Should a given advertisement be deemed misleading, the advertiser may be held liable, primarily under the Unfair Competition (Combating) Act. In such a case, certain entities, including its competitors, are entitled to demand that the advertiser cease using the advertisement, pay damages or publish an apology. Consumers are also entitled to make such claims. Misleading advertising can also be held to harm the collective interests of consumers, which may lead to proceedings being commenced against the advertiser by the Polish consumer protection authority (Prezes UOKiK). This authority has the power to impose various sanctions, including a fine of up to 10% of the trader’s revenue.

Importantly, promoting one’s services (including through use of superlative advertising) is significantly restricted by law in certain industries. Careful consideration is advised, for example, with respect to promoting medical facilities or doctors’ offices. We kindly encourage you to read our article on this subject, which was published in the “Zarządzanie placówką medyczną” (“Managing medical facilities”) magazine.


Check what we refer to:
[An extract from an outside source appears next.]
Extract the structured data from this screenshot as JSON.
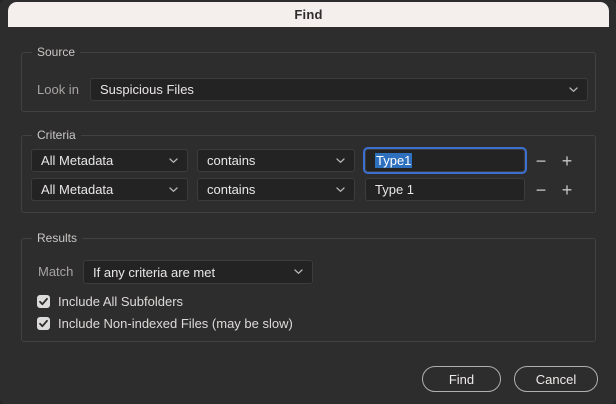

  • The Medical Activitiy Act of 15 April 2011 (as consolidated in Journal of Laws of 2018, item 160, uniform text);
  • The Unfair Commercial Practices (Combating) Act of 23 August 2007 (as consolidated in Journal of Laws of 2017, item 2070);
  • The Competition And Consumer Protection Act of 16 February 2007 (as consolidated in Journal of Laws of 2018, item 798);
  • The Unfair Competition (Combating) Act of 16 April 1993 (as consolidated in Journal of Laws of 2018, item 419);
  • Judgment of the Poznań Court of Appeal of 12 December 2013 in case no. I ACa 958/13;
  • Judgment of the Warsaw Court of Appeal of 4 December 2013 in case no. I ACa 661/13;
  • Judgment of the Poznań Court of Appeal of 10 October 2005 in case no. I ACa 221/05;
  • Resolution of the Commission for Ethics in Advertising no. Nr ZO 93/18/46u of 1 August 2018;
  • The Code of Ethics in Advertising (version 19 January 2018);
  • Stawicki (ed.), E. Stawicki (ed.), Ustawa o ochronie konkurencji i konsumentów. Komentarz, 2nd edition, Warsaw 2016;
  • Namysłowska (ed.), Reklama. Aspekty prawne, Warsaw 2012;
  • Szwaja (ed.), Ustawa o zwalczaniu nieuczciwej konkurencji. Komentarz, 4th edition, Warsaw 2016.